__Dataset records__:
.....

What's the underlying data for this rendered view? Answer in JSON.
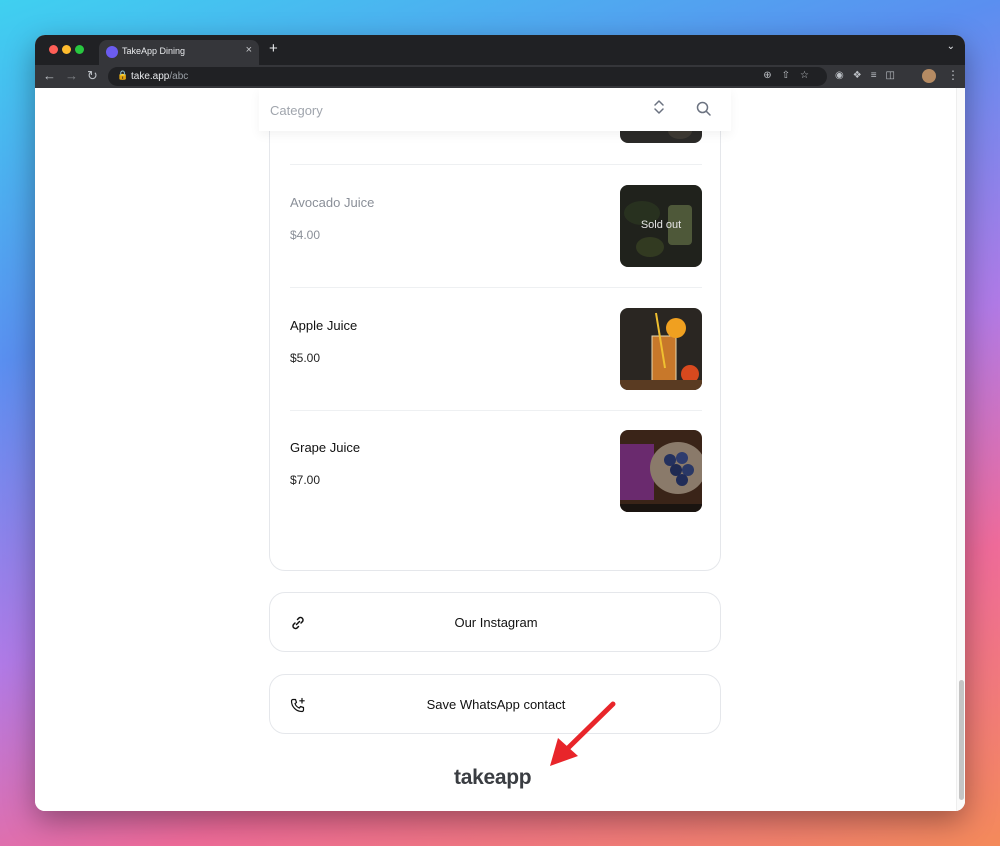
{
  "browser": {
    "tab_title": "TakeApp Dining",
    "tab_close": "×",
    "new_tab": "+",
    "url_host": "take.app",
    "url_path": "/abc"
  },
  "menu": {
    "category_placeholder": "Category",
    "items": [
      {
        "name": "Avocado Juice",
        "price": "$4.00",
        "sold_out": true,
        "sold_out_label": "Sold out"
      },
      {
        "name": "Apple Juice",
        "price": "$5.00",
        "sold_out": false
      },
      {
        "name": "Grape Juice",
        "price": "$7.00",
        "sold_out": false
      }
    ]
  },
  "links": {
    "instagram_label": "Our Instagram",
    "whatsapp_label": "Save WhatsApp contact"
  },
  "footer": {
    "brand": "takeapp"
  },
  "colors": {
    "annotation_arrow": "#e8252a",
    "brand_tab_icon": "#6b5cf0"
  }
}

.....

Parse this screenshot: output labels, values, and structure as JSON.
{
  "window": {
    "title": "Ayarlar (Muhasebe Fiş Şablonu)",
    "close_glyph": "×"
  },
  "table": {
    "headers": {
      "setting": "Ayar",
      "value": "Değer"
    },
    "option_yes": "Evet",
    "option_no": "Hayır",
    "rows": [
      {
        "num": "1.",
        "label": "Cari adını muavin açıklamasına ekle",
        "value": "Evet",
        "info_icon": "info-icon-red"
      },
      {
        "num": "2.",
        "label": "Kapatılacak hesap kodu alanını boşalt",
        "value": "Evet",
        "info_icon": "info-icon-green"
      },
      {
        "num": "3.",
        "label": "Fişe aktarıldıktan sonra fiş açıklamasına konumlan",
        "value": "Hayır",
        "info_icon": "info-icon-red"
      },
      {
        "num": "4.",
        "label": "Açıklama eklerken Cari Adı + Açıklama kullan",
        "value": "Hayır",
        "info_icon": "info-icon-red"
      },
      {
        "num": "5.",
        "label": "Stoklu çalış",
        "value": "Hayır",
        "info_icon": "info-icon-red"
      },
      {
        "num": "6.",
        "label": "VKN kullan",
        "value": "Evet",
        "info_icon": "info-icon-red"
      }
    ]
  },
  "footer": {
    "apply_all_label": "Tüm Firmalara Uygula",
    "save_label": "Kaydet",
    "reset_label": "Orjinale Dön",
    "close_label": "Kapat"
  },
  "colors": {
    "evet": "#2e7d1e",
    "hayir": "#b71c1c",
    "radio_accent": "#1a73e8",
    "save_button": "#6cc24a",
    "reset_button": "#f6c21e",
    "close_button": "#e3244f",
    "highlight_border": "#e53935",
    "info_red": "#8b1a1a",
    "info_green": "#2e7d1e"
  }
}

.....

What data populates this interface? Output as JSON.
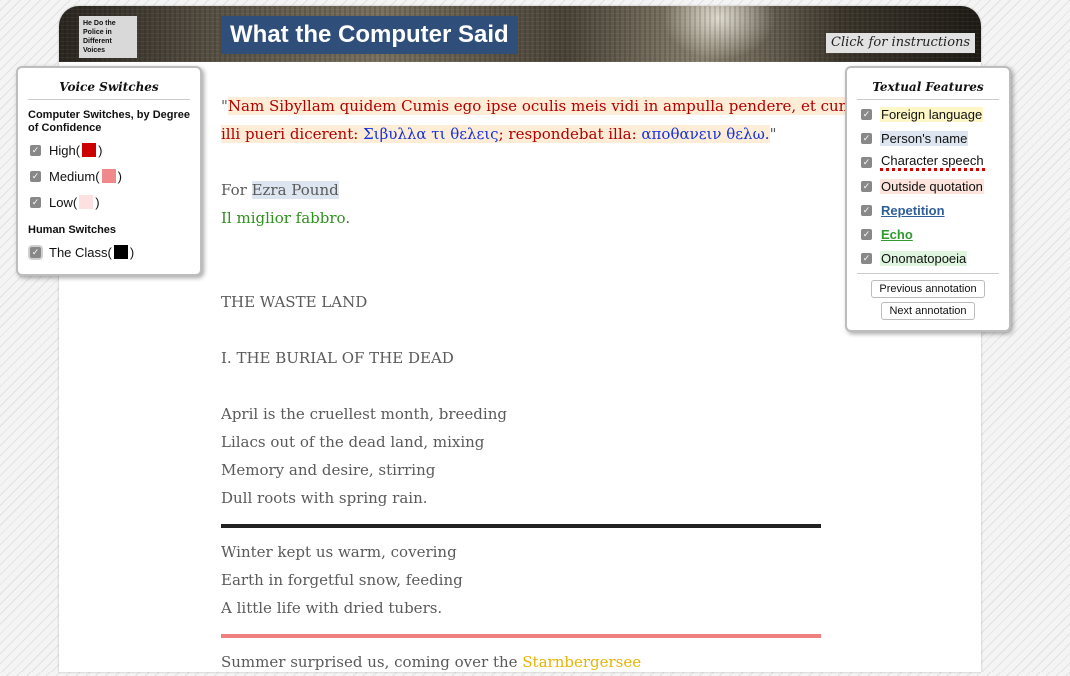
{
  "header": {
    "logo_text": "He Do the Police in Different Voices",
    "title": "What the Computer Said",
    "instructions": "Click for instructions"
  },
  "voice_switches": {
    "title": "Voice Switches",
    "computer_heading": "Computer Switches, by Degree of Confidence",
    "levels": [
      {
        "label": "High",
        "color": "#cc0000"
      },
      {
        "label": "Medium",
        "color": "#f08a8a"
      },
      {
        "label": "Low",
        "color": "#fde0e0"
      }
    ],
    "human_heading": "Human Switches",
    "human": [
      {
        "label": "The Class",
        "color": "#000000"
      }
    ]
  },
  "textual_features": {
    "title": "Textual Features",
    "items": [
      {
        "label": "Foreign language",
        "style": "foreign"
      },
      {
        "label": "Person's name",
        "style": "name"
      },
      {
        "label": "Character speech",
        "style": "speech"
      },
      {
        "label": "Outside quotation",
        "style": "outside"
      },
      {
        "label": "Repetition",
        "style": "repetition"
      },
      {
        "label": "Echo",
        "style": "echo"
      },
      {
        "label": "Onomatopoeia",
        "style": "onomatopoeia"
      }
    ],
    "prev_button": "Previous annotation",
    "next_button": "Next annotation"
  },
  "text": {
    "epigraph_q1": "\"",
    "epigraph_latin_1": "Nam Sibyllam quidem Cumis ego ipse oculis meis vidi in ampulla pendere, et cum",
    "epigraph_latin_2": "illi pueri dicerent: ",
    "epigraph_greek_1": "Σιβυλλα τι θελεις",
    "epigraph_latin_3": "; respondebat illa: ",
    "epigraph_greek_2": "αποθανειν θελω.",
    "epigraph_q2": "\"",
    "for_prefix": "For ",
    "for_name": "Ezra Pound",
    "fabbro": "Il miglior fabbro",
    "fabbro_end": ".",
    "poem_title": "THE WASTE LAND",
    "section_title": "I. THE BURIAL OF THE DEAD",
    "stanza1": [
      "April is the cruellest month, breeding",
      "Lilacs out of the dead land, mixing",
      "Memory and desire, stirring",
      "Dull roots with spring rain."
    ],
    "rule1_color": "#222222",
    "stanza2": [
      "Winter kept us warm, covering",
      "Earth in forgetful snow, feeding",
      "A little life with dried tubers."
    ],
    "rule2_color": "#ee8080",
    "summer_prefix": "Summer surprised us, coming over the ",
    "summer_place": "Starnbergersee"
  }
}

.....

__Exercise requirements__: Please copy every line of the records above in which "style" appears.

__Exercise solution__:
        "style": "foreign"
        "style": "name"
        "style": "speech"
        "style": "outside"
        "style": "repetition"
        "style": "echo"
        "style": "onomatopoeia"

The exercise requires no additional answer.